Matt Cutts has released a new Google Webmaster Video, answering Barry Schwartz (of SER and SEL) from New York's question:
"Was there a key moment in your spam fighting career where you made a mistake that you regret, related to spam?" - Barry Schwartz
Matt Cutts remembers two mistakes that he regrets within his spam fighting career: not taking a strong enough stance against paid links faster, and underestimating the poor user experience of content farms.
Matt Cutts first spam related regret was letting paid links get a little out of hand, around seven years ago.
Cutts says that he realized Google had let paid links go a little too far when he was at a search conference in San Jose. A very well-known SEO told Cutts that paid links were too prevalent for Google to crack down and enforce their position against paid links. Basically, the SEO thought that paid links were beyond Google's control.
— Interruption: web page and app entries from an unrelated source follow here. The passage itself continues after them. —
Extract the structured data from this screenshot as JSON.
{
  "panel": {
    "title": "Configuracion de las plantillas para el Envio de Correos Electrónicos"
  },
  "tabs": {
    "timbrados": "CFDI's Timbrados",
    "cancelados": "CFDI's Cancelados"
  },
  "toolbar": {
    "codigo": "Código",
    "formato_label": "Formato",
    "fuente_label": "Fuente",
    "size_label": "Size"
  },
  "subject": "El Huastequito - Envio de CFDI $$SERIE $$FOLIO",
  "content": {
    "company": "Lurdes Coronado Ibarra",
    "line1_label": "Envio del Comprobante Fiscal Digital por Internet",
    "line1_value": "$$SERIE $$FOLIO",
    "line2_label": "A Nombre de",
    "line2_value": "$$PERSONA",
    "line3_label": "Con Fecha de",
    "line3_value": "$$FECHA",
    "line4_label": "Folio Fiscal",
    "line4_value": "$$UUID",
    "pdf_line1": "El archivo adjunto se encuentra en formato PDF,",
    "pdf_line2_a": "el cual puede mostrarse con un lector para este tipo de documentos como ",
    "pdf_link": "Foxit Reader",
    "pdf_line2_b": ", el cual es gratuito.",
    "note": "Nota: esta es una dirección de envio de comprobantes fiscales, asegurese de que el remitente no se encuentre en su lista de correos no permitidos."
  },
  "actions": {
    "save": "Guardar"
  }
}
Cutts said Google has since taken steps to increase their rhetoric against paid links, have algorithms that target paid links, increased manual penalties, and take spam reports concerning paid links. However, Cutts wishes they'd taken a stronger stance earlier.
That just goes to show that Google isn't afraid to tackle tough issues, and that SEOs aren't always right when they think they know what Google is or is not capable of. The "waking a sleeping giant" analogy comes to mind.
All of that said, paid links certainly still happen within SEO - despite being a risky proposition with potentially serious consequences.
Cutts regrets his initial stance on content farms within his spam fighting career as well.
He relays a story of having to fix a running toilet - Cutts needed information for home repair and found a useful article on one of the content farm's website, after Googling the issue. That initial positive user experience kept him from realizing the seriousness of the issue for several months, despite negative feedback regarding the content farms.
Cutts regrets over-generalizing his experience and using singular anecdotal evidence, instead of listening to the feedback and looking at more pages on the site. As a result, Google was slightly slower at dealing with content farms than Cutts would have liked.
Cutts ends the video saying Google is always looking for good feedback, and that they're always working to improve Google's search.